▶ _Exercise goal_: Some lines of these records may hold the word "Egyéni"; state how many, using only the number.

▶ _Data_:
=== Begin Enclosure ===

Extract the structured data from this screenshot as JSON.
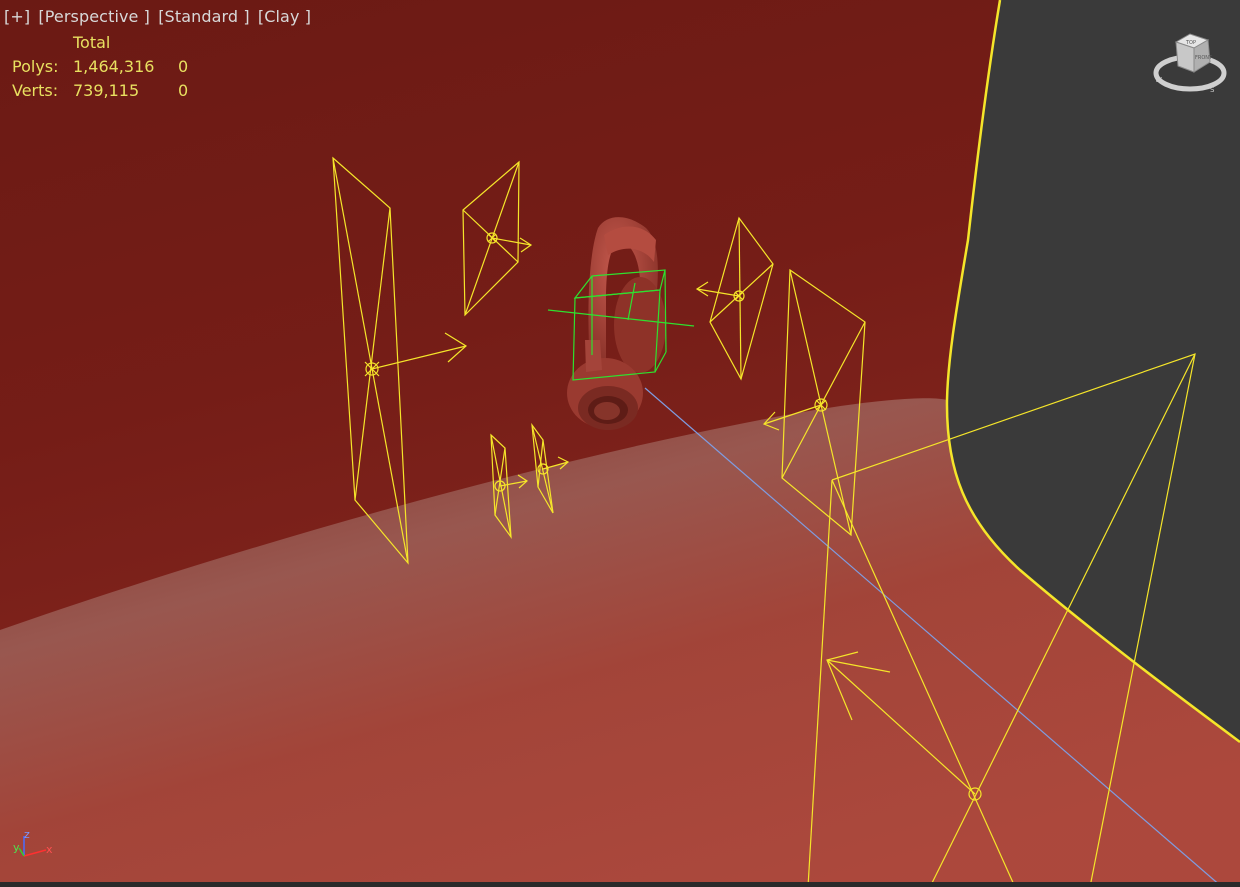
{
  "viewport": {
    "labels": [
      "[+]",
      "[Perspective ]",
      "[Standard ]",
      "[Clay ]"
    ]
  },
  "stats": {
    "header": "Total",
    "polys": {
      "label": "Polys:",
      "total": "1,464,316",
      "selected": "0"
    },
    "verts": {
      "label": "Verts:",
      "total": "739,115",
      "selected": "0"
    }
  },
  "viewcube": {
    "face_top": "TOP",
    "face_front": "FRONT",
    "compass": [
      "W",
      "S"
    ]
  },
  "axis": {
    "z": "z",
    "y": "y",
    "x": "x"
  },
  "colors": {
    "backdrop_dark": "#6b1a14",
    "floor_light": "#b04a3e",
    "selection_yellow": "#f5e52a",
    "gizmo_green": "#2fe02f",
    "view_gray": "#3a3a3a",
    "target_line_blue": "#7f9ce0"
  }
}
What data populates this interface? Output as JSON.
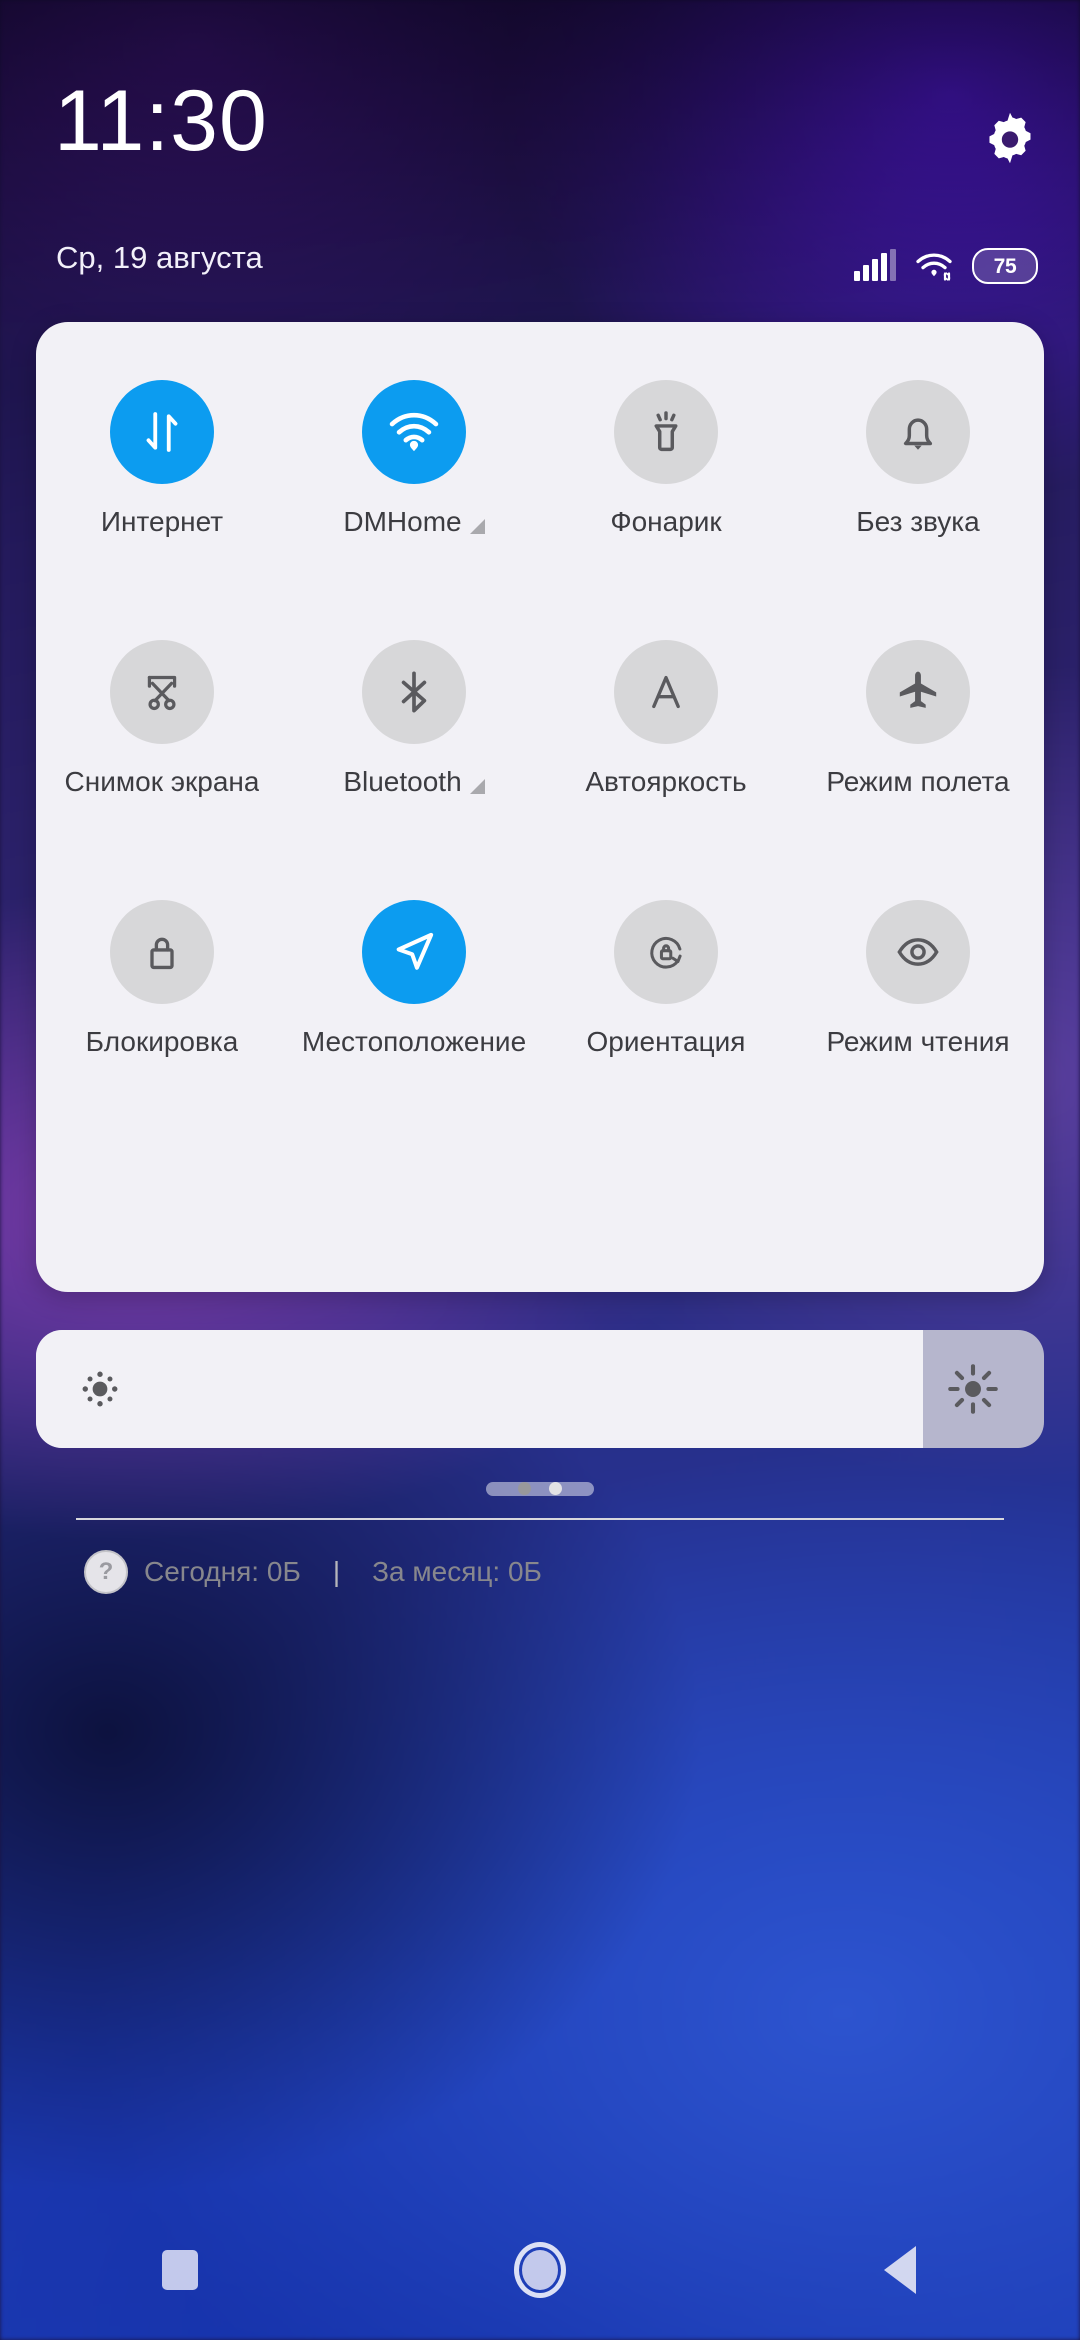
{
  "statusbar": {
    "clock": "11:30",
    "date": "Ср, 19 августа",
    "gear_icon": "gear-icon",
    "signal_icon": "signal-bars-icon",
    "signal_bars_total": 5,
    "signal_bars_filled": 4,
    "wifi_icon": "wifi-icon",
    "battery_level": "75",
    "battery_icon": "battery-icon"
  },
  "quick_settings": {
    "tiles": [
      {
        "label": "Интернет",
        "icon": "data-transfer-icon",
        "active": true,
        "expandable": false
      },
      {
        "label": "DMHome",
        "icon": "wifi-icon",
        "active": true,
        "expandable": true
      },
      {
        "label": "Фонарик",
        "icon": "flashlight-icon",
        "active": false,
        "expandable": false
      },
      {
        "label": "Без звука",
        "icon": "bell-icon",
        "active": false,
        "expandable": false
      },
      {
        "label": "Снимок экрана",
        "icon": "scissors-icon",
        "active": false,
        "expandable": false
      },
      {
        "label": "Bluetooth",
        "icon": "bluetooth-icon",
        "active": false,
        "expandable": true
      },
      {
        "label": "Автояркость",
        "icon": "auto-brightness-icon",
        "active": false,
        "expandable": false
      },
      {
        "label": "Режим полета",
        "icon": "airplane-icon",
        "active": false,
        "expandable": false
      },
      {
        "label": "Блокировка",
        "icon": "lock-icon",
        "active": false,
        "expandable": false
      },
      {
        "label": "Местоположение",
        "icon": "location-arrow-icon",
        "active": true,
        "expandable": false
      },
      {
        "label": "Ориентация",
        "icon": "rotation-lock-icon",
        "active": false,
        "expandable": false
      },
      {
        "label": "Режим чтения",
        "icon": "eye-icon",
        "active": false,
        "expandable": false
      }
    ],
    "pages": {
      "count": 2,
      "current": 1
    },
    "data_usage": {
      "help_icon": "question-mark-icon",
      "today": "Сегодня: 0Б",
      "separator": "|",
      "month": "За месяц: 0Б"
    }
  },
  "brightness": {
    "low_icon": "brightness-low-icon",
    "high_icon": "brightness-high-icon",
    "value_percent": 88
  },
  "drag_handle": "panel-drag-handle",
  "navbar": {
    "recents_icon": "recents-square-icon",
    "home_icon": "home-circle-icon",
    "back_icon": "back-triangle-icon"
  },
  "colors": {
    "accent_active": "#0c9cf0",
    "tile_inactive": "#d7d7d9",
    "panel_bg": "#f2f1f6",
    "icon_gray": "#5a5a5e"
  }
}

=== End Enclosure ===
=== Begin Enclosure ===

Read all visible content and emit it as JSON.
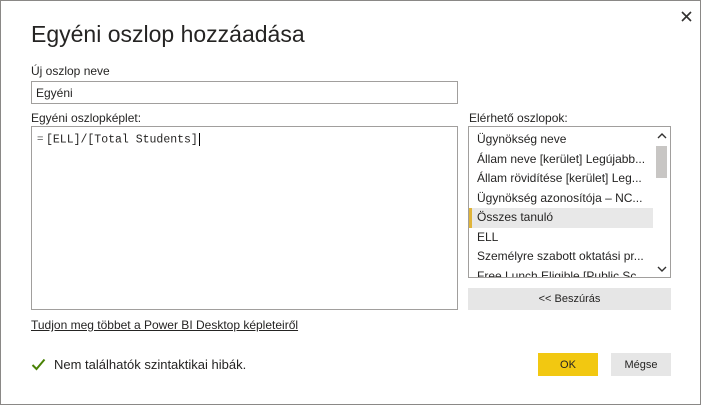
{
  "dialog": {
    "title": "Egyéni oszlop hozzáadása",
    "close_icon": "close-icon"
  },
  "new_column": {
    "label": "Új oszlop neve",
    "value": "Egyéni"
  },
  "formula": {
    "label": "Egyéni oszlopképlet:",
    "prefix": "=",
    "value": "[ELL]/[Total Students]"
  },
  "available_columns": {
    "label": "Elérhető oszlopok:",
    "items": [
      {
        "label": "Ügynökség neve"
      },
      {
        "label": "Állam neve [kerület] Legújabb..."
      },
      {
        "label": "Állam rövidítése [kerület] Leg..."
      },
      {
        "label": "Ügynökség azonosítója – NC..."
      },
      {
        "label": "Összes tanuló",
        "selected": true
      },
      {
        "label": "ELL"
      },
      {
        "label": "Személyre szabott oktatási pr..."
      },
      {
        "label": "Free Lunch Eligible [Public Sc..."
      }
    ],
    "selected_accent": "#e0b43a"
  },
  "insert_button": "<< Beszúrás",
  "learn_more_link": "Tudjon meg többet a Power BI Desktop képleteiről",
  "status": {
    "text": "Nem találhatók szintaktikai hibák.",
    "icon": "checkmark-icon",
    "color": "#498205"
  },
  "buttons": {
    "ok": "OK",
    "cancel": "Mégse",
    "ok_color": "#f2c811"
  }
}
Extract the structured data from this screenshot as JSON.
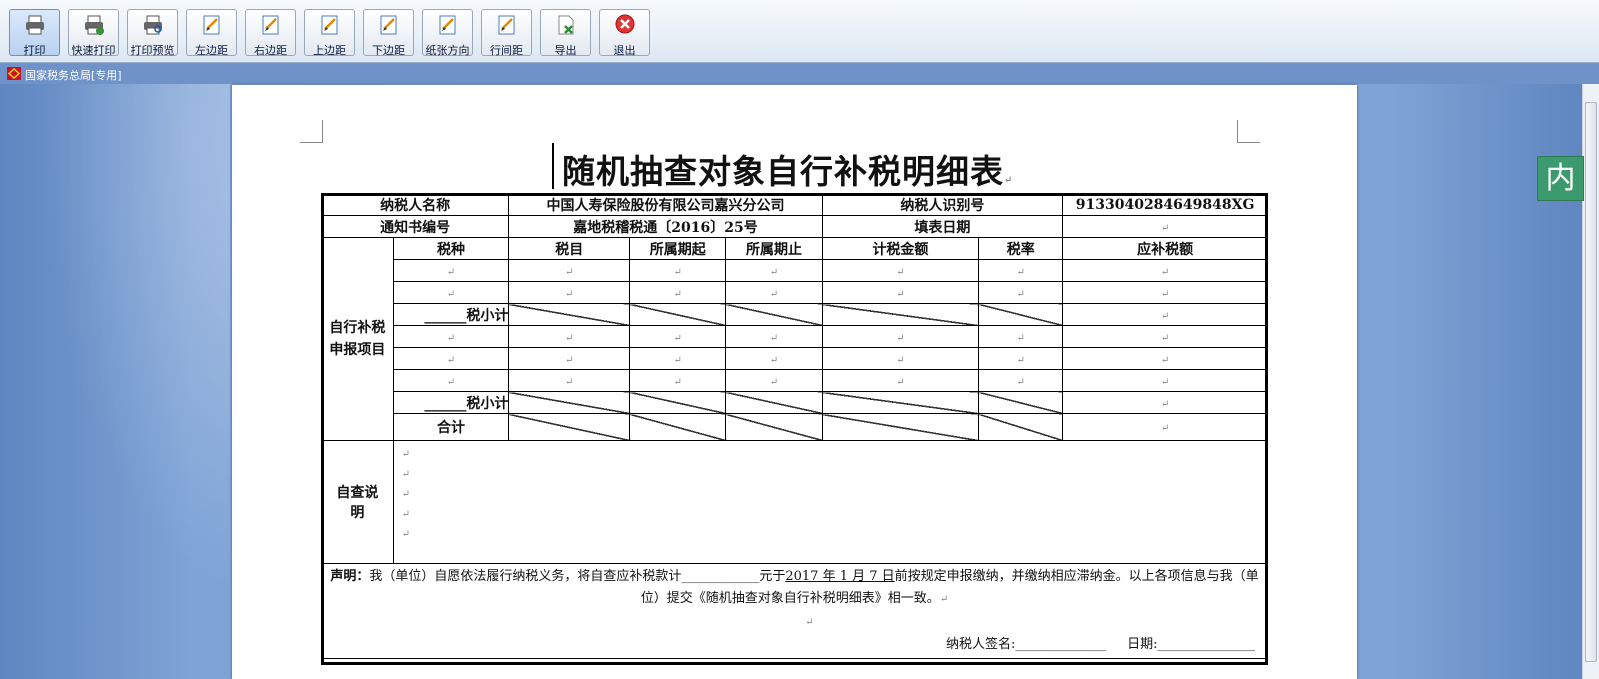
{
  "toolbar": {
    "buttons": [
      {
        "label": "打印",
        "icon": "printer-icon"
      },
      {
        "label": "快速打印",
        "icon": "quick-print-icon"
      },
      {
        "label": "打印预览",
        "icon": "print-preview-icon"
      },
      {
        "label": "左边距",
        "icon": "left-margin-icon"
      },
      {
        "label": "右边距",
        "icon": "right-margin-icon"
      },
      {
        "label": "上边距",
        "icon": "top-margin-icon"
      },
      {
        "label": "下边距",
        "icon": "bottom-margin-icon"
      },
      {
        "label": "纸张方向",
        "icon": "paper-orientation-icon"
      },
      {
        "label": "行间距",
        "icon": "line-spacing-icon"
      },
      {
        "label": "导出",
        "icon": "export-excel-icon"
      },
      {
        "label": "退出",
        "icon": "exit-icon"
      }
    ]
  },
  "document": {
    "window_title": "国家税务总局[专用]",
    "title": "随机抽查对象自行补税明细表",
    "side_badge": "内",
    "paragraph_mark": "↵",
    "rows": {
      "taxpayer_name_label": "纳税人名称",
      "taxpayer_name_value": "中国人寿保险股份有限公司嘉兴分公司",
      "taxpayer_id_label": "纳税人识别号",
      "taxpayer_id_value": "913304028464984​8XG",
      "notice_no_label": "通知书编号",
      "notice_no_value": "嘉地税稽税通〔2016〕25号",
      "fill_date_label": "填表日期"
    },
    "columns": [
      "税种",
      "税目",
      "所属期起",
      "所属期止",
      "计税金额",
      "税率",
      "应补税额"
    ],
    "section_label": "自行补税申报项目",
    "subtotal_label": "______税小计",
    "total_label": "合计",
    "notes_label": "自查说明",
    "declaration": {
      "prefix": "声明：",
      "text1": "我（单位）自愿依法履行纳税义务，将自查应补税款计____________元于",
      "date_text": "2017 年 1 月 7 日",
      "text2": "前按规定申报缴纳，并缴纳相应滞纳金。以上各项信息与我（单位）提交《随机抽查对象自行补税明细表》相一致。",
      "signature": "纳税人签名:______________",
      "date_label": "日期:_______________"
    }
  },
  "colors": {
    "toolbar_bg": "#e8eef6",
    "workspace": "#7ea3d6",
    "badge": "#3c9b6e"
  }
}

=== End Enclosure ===

▶ _Task output_: 3